Processed a few of the pears from those that Paul had picked up off the ground. They were sitting on the picnic table for three (or was it four??) days and half of them were already starting to rot. The goats and chickens were appreciative of my procrastination.
What I did get peeled & cut up really wasn't enough to do a canner full of seven quart jars, so I figured I'd experiment a bit and make some pear jam.
Pear jam always sounded weird to me. Or pear sauce (because you know, apple sauce doesn't sound weird....go figure). But I also had another item I wanted to experiment with; Instant Clearjel.
Instant Clearjel is a modified starch thickener. I bought some a while back when I was trying to thicken up my runny goat milk yogurt and then just recently realized that I could use it to make jams & jellies.
I got two and a half pounds of pear chunks. I measured out 3 3/4 cups of sugar and mixed in 4 tablespoons of the Instant Clearjel and a heaping teaspoonful of cinnamon. Put the pears in my jelly-making pot (i.e. old, thick bottomed pot) then poured the sugar / Instant Clearjel mixture on top & turned on the heat. When the pears started to heat up, I took the potato masher to it and smooshed it up a bit & stirred the sugar around. It didn't take long for it to jam up. You don't have to boil jam when you use Instant Clearjel so as soon as everything is mixed up evenly, you can turn off the heat.

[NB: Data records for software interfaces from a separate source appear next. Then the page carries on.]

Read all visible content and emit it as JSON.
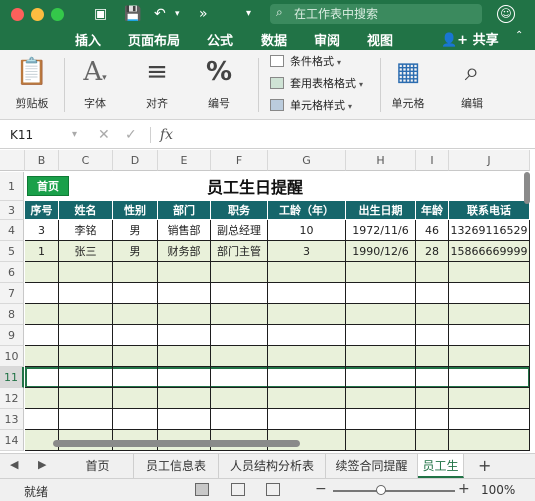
{
  "titlebar": {
    "search_placeholder": "在工作表中搜索",
    "tabs": [
      "插入",
      "页面布局",
      "公式",
      "数据",
      "审阅",
      "视图"
    ],
    "share": "共享"
  },
  "ribbon": {
    "clipboard": "剪贴板",
    "font": "字体",
    "align": "对齐",
    "number": "编号",
    "cond_format": "条件格式",
    "table_format": "套用表格格式",
    "cell_style": "单元格样式",
    "cells": "单元格",
    "edit": "编辑"
  },
  "formula_bar": {
    "name_box": "K11",
    "fx": "fx",
    "content": ""
  },
  "grid": {
    "columns": [
      "B",
      "C",
      "D",
      "E",
      "F",
      "G",
      "H",
      "I",
      "J"
    ],
    "rows": [
      "1",
      "3",
      "4",
      "5",
      "6",
      "7",
      "8",
      "9",
      "10",
      "11",
      "12",
      "13",
      "14"
    ],
    "selected_row": "11"
  },
  "sheet": {
    "home_button": "首页",
    "title": "员工生日提醒",
    "headers": [
      "序号",
      "姓名",
      "性别",
      "部门",
      "职务",
      "工龄（年）",
      "出生日期",
      "年龄",
      "联系电话"
    ],
    "records": [
      [
        "3",
        "李铭",
        "男",
        "销售部",
        "副总经理",
        "10",
        "1972/11/6",
        "46",
        "13269116529"
      ],
      [
        "1",
        "张三",
        "男",
        "财务部",
        "部门主管",
        "3",
        "1990/12/6",
        "28",
        "15866669999"
      ]
    ]
  },
  "tabs": {
    "sheets": [
      "首页",
      "员工信息表",
      "人员结构分析表",
      "续签合同提醒",
      "员工生"
    ],
    "active_index": 4
  },
  "status": {
    "text": "就绪",
    "zoom": "100%"
  },
  "colors": {
    "accent": "#217346",
    "header_fill": "#16666b",
    "band_fill": "#e9f1da",
    "home_button": "#1aa04a"
  }
}
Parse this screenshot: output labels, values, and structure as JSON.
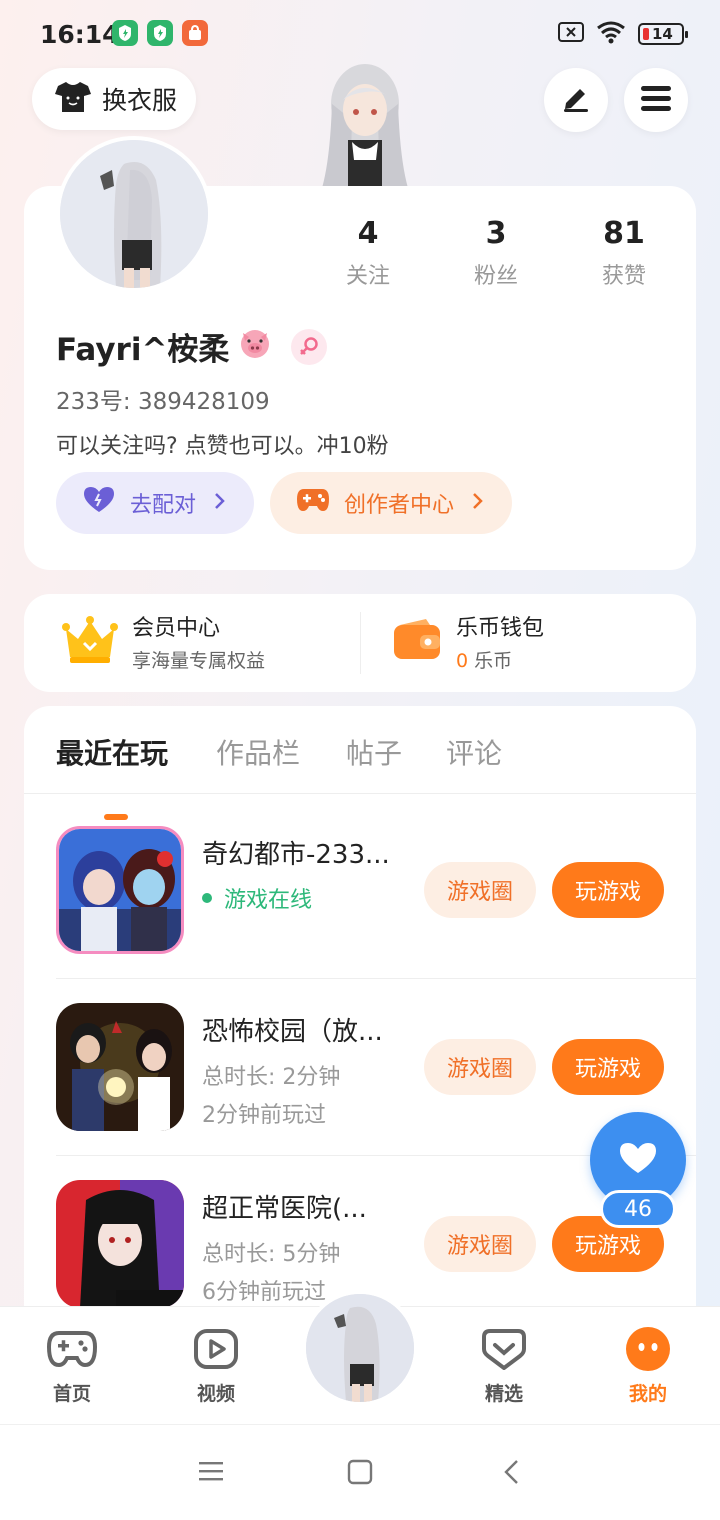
{
  "status_bar": {
    "time": "16:14",
    "battery_level": "14",
    "icons": [
      "app-shield-icon",
      "app-shield-icon",
      "app-store-icon",
      "sim-off-icon",
      "wifi-icon",
      "battery-icon"
    ]
  },
  "header": {
    "outfit_label": "换衣服",
    "edit_icon": "pencil-icon",
    "menu_icon": "hamburger-icon"
  },
  "profile": {
    "stats": [
      {
        "value": "4",
        "label": "关注"
      },
      {
        "value": "3",
        "label": "粉丝"
      },
      {
        "value": "81",
        "label": "获赞"
      }
    ],
    "username": "Fayri^桉柔",
    "id_line": "233号: 389428109",
    "bio": "可以关注吗? 点赞也可以。冲10粉",
    "match_label": "去配对",
    "creator_label": "创作者中心"
  },
  "wallet": {
    "vip_title": "会员中心",
    "vip_subtitle": "享海量专属权益",
    "coin_title": "乐币钱包",
    "coin_amount": "0",
    "coin_unit": "乐币"
  },
  "tabs": [
    "最近在玩",
    "作品栏",
    "帖子",
    "评论"
  ],
  "games": [
    {
      "name": "奇幻都市-233...",
      "meta1": "游戏在线",
      "meta2": "",
      "online": true,
      "circle_label": "游戏圈",
      "play_label": "玩游戏"
    },
    {
      "name": "恐怖校园（放...",
      "meta1": "总时长: 2分钟",
      "meta2": "2分钟前玩过",
      "online": false,
      "circle_label": "游戏圈",
      "play_label": "玩游戏"
    },
    {
      "name": "超正常医院(...",
      "meta1": "总时长: 5分钟",
      "meta2": "6分钟前玩过",
      "online": false,
      "circle_label": "游戏圈",
      "play_label": "玩游戏"
    }
  ],
  "like_count": "46",
  "nav": [
    {
      "label": "首页",
      "icon": "gamepad-icon"
    },
    {
      "label": "视频",
      "icon": "video-icon"
    },
    {
      "label": "精选",
      "icon": "heart-chat-icon"
    },
    {
      "label": "我的",
      "icon": "face-icon"
    }
  ],
  "colors": {
    "accent": "#ff7a1a",
    "fab": "#3d8ff0",
    "online": "#2db87a",
    "match": "#6b5fd6"
  }
}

I put the hot jam into jars clean/sterilized jars and processed them in a water bath canner for 20 minutes. I just now heard the first "ping" of my jars! Oooo! There goes the other one!!
I'm not exactly sure how the processed jam turned out if the extra heat degraded the jelling of the Instant Clearjel or not. When I open one up I'll let you all know. The leftovers that didn't fit into the jars was slathered on a piece of toast and immediately consumed by Rhiannon and I and the rest was crammed into Hillbilly Tupperware (i.e., used yogurt cup with lid) for later, or not-so-later use.
So why would one want to use Instant Clearjel instead of Pectin? Honestly, I'm not sure. For one, the Instant Clearjel is a bit more expensive per pound ($4.49 per lb. vs. $3.99 per lb. for pectin) and I used about as much of the Instant Clearjel as I would have used pectin so there's no cost savings there.
And according to the website where I buy some of my bulk foods (www.nuts.com), Instant Clearjel has a shelf life of six months whereas pectin has a year long shelf life. So not so good on the storage aspect either.
The Instant Clearjel also cannot just be "dumped" into a recipe; it has to be mixed in with other dry ingredients so it doesn't clump up as soon as it hits the liquid portion of your recipe.
But you can use Instant Clearjel for other things like gravies and cold items whereas a cornstarch or tapioca needs to be heated to thicken up. Can't so much do that with your box of pectin, so Instant Clearjel gets a gold star for being a multi-purpose product.
And if you're a really impatient kind'a person, the jam or jelly cooking time is decreased as you don't have to get it to a boiling point before it starts to jel up. And if you're not going to can your jams/jellies, you can just spread that gooey goodness right on your toast and shove the rest in the fridge. Or in your maw.